On Day Four postpartum, my milk came in. Of course it did. I’d done everything in my power to encourage the milk. I was, however, physically unable to express it. I’d tried machines, hand pumps, hand expressing and it wouldn’t budge. So, let’s just say that the pain was unbearable. I iced, I popped Tylenol, I iced some more. I couldn’t even hold J, because it hurt my chest so badly. I called the HealthLink number twice, worried that I was getting mastitis. After twenty-four hours of agony, I bit the bullet and left J with David while I went to the hospital.
Sitting in the emergency waiting room was a nightmare. There was a crying toddler – it was past her bedtime – and every cry she gave made me ache in pain. I had no idea my body would be so responsive to the cries of other children, even when I logically knew it was not my own child in pain.
When the nurse was processing me for intake, we went through all the details of my situation, including how I’d done everything I could with the lactation consultants saying I had the correct positioning, etc. Her response? “Maybe you’re just not doing it right, hey?”
I was ready to smack the condescending b*tch.
But I wanted the drugs…
Moments after she left I dissolved into tears. Seriously? I was being shamed for this? Being told after experts had ok’d my technique that I was still doing something wrong? How about a little compassion for the woman with a newborn that was trying her damn best? How about a little sensitivity training when you are working with an exhausted new parent that hasn’t slept in over 24 hours and is in agony? How about dropping the judgement and just helping me with some pain relief, rather than walloping on a guilt trip?

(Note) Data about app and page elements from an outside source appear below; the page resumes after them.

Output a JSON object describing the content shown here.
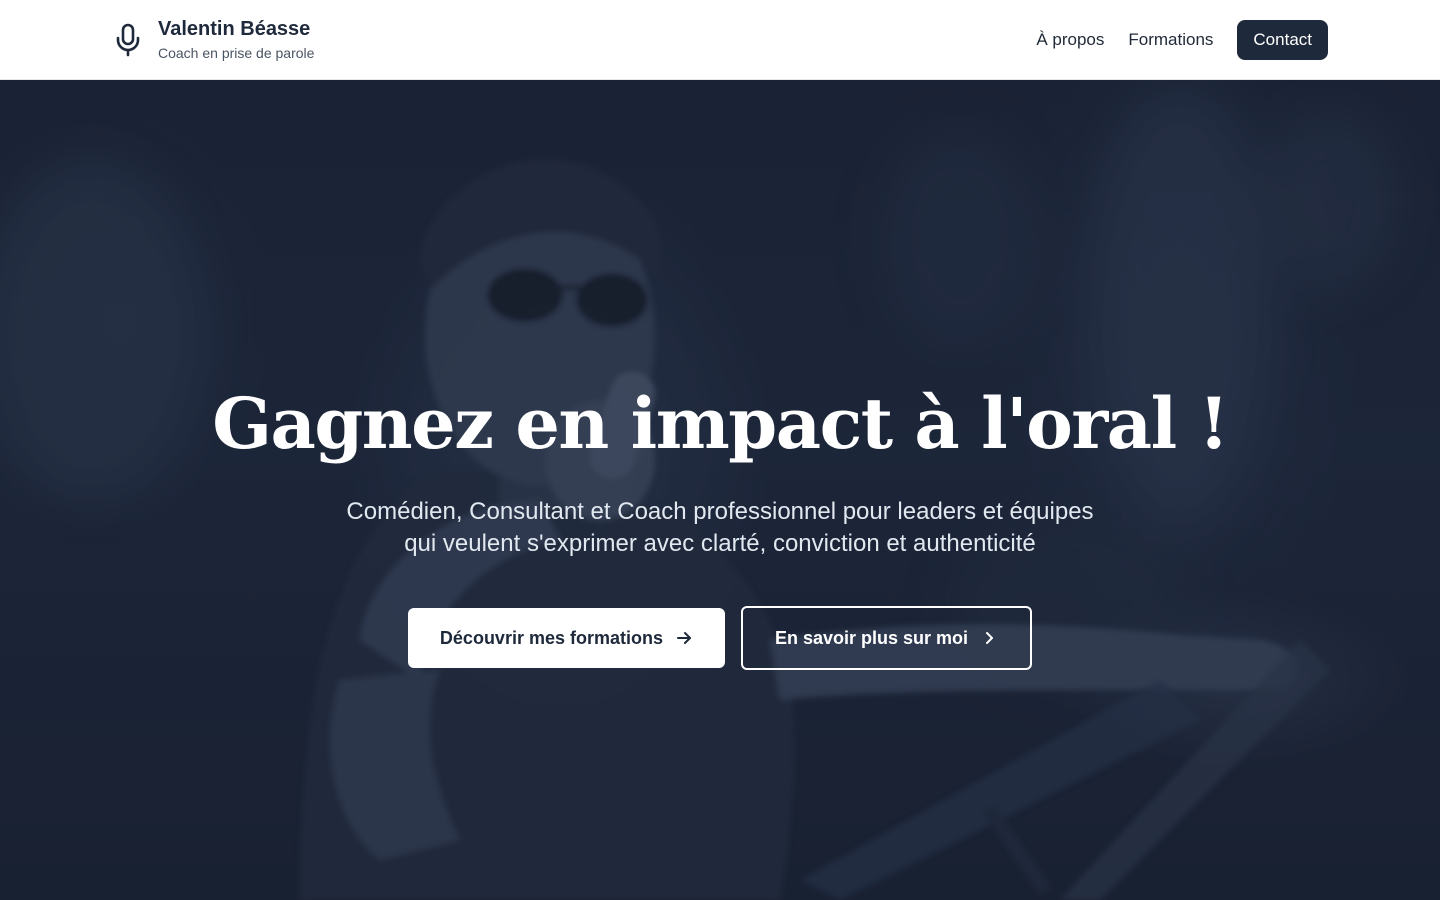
{
  "header": {
    "brand_icon": "microphone-icon",
    "brand_name": "Valentin Béasse",
    "brand_tagline": "Coach en prise de parole",
    "nav": [
      {
        "label": "À propos"
      },
      {
        "label": "Formations"
      }
    ],
    "contact_label": "Contact"
  },
  "hero": {
    "title": "Gagnez en impact à l'oral !",
    "subtitle": "Comédien, Consultant et Coach professionnel pour leaders et équipes qui veulent s'exprimer avec clarté, conviction et authenticité",
    "primary_cta": {
      "label": "Découvrir mes formations",
      "icon": "arrow-right-icon"
    },
    "secondary_cta": {
      "label": "En savoir plus sur moi",
      "icon": "chevron-right-icon"
    },
    "background_image": "speaker-with-microphone-photo"
  },
  "colors": {
    "brand_dark": "#1e293b",
    "hero_overlay": "#1b2436",
    "white": "#ffffff"
  }
}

Speaking of Mental Health…
I’ve talked on this blog before about how I suffer from depression. Fun fact, if you are predisposed to depression, it means you’re that much more likely to suffer from postpartum depression. I knew this going into it, so self care and being kind to myself was of the utmost importance.

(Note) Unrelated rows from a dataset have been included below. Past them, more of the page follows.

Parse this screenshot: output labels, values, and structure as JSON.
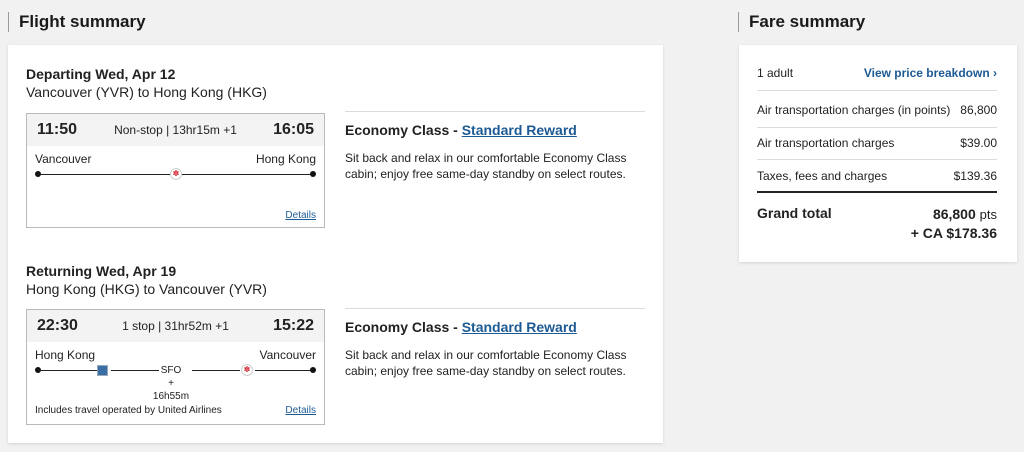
{
  "flight_summary": {
    "title": "Flight summary",
    "outbound": {
      "heading_date": "Departing Wed, Apr 12",
      "route": "Vancouver (YVR) to Hong Kong (HKG)",
      "dep_time": "11:50",
      "arr_time": "16:05",
      "stops": "Non-stop | 13hr15m +1",
      "origin": "Vancouver",
      "destination": "Hong Kong",
      "details_label": "Details",
      "cabin": "Economy Class - ",
      "reward": "Standard Reward",
      "description": "Sit back and relax in our comfortable Economy Class cabin; enjoy free same-day standby on select routes."
    },
    "return": {
      "heading_date": "Returning Wed, Apr 19",
      "route": "Hong Kong (HKG) to Vancouver (YVR)",
      "dep_time": "22:30",
      "arr_time": "15:22",
      "stops": "1 stop | 31hr52m +1",
      "origin": "Hong Kong",
      "destination": "Vancouver",
      "layover_airport": "SFO",
      "layover_duration": "+ 16h55m",
      "operated_by": "Includes travel operated by United Airlines",
      "details_label": "Details",
      "cabin": "Economy Class - ",
      "reward": "Standard Reward",
      "description": "Sit back and relax in our comfortable Economy Class cabin; enjoy free same-day standby on select routes."
    }
  },
  "fare_summary": {
    "title": "Fare summary",
    "passengers": "1 adult",
    "breakdown_link": "View price breakdown",
    "rows": [
      {
        "label": "Air transportation charges (in points)",
        "value": "86,800"
      },
      {
        "label": "Air transportation charges",
        "value": "$39.00"
      },
      {
        "label": "Taxes, fees and charges",
        "value": "$139.36"
      }
    ],
    "grand_total_label": "Grand total",
    "grand_total_points": "86,800",
    "points_unit": "pts",
    "grand_total_cash": "+ CA $178.36"
  },
  "colors": {
    "link": "#1d5a94",
    "leaf": "#d22630"
  }
}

Being a goal-oriented person, depression has a way of smacking you in the face from time to time. I set lofty goals with the best of intentions, but don’t always consider if they’re the best thing for my state of mind. Breastfeeding was one such thing. I knew it would be difficult, nobody says it’s a walk in the park, but I didn’t realize what kind of an emotional impact it would have on me. Trying to feed your baby and for them to cry as a result (every time!) is heartbreaking. I don’t care if you’re in the best space mentally or not, it can still break your spirit.
With everything I have going on in my life, with these huge changes, with all the other challenges that motherhood throws at you, in the end I decided that breastfeeding was not for me. I went through a rather short period of extreme guilt over this decision, but this was soon replaced by an overwhelming feeling of pride. Screw the shamers! I am making the best decision for me. If I’m not in a good place physically or mentally, how on earth can I give anything of value to my kid? Is he eating well? Yes. Is he growing at the appropriate rate? Yes. Is he getting those antibodies? Nope… but you know what? Neither did I, neither did MANY children of the seventies and eighties, but I’d say I’m okay in the grand scheme of things.
Let’s Support Formula Feeding, Too!
I wanted to write this so badly because I feel that there is a lack of support out there for parents who choose formula feeding. The powdered stuff does not make us monsters. It means we made a choice, no different to the choice that one makes to breastfeed. That’s all. It doesn’t make me selfish, it makes me self-aware of what I can and can’t handle in my situation. In my case, I chose to be strong for myself first, given my own set of circumstances, in order for me to be strong for my kid.
I no longer feel ashamed. I feel empowered.
So, here’s where I land on the whole breastfeeding issue. If you breastfeed, you’re a rock star. If you don’t breastfeed, you’re a rock star. EITHER WAY, you’re a parent that is doing the best they can for their kid, so you’re a rock star. You’re strong in whatever decision you’ve chosen to make.